REQUIREMENT: Copy out the data below. Keep every word as it is.

(Items listed in a dataset)
*-*-*

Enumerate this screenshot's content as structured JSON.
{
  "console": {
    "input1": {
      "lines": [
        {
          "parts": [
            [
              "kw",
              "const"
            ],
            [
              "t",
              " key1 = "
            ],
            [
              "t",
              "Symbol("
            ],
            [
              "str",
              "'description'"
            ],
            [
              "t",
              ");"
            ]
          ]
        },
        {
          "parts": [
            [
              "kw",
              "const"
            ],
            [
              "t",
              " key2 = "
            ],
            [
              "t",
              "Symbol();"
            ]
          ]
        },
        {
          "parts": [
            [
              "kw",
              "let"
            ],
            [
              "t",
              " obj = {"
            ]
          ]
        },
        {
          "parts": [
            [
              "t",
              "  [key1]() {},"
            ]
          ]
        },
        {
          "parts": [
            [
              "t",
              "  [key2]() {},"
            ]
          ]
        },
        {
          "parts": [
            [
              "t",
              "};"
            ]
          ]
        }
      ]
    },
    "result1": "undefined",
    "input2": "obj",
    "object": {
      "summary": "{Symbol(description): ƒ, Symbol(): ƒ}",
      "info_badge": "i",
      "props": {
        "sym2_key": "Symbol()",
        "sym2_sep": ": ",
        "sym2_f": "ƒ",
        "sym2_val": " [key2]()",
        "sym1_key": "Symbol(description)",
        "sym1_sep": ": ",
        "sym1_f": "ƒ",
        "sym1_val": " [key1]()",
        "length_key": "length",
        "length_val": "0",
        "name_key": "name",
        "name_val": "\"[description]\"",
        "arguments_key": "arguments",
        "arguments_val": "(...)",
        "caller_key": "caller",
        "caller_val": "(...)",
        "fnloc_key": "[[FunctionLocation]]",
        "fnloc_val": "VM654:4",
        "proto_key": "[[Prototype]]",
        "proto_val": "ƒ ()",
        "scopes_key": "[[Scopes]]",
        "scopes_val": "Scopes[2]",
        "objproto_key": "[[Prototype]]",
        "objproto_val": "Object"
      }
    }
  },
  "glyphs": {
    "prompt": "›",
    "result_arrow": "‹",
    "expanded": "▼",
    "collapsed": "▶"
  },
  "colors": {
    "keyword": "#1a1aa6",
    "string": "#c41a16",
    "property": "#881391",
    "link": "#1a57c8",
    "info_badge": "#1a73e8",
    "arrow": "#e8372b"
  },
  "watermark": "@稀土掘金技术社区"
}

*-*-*

OUTPUT FOR THIS TASK:
Enumerate this screenshot's content as structured JSON.
{
  "console": {
    "input1": {
      "lines": [
        {
          "parts": [
            [
              "kw",
              "const"
            ],
            [
              "t",
              " key1 = "
            ],
            [
              "t",
              "Symbol("
            ],
            [
              "str",
              "'description'"
            ],
            [
              "t",
              ");"
            ]
          ]
        },
        {
          "parts": [
            [
              "kw",
              "const"
            ],
            [
              "t",
              " key2 = "
            ],
            [
              "t",
              "Symbol();"
            ]
          ]
        },
        {
          "parts": [
            [
              "kw",
              "let"
            ],
            [
              "t",
              " obj = {"
            ]
          ]
        },
        {
          "parts": [
            [
              "t",
              "  [key1]() {},"
            ]
          ]
        },
        {
          "parts": [
            [
              "t",
              "  [key2]() {},"
            ]
          ]
        },
        {
          "parts": [
            [
              "t",
              "};"
            ]
          ]
        }
      ]
    },
    "result1": "undefined",
    "input2": "obj",
    "object": {
      "summary": "{Symbol(description): ƒ, Symbol(): ƒ}",
      "info_badge": "i",
      "props": {
        "sym2_key": "Symbol()",
        "sym2_sep": ": ",
        "sym2_f": "ƒ",
        "sym2_val": " [key2]()",
        "sym1_key": "Symbol(description)",
        "sym1_sep": ": ",
        "sym1_f": "ƒ",
        "sym1_val": " [key1]()",
        "length_key": "length",
        "length_val": "0",
        "name_key": "name",
        "name_val": "\"[description]\"",
        "arguments_key": "arguments",
        "arguments_val": "(...)",
        "caller_key": "caller",
        "caller_val": "(...)",
        "fnloc_key": "[[FunctionLocation]]",
        "fnloc_val": "VM654:4",
        "proto_key": "[[Prototype]]",
        "proto_val": "ƒ ()",
        "scopes_key": "[[Scopes]]",
        "scopes_val": "Scopes[2]",
        "objproto_key": "[[Prototype]]",
        "objproto_val": "Object"
      }
    }
  },
  "glyphs": {
    "prompt": "›",
    "result_arrow": "‹",
    "expanded": "▼",
    "collapsed": "▶"
  },
  "colors": {
    "keyword": "#1a1aa6",
    "string": "#c41a16",
    "property": "#881391",
    "link": "#1a57c8",
    "info_badge": "#1a73e8",
    "arrow": "#e8372b"
  },
  "watermark": "@稀土掘金技术社区"
}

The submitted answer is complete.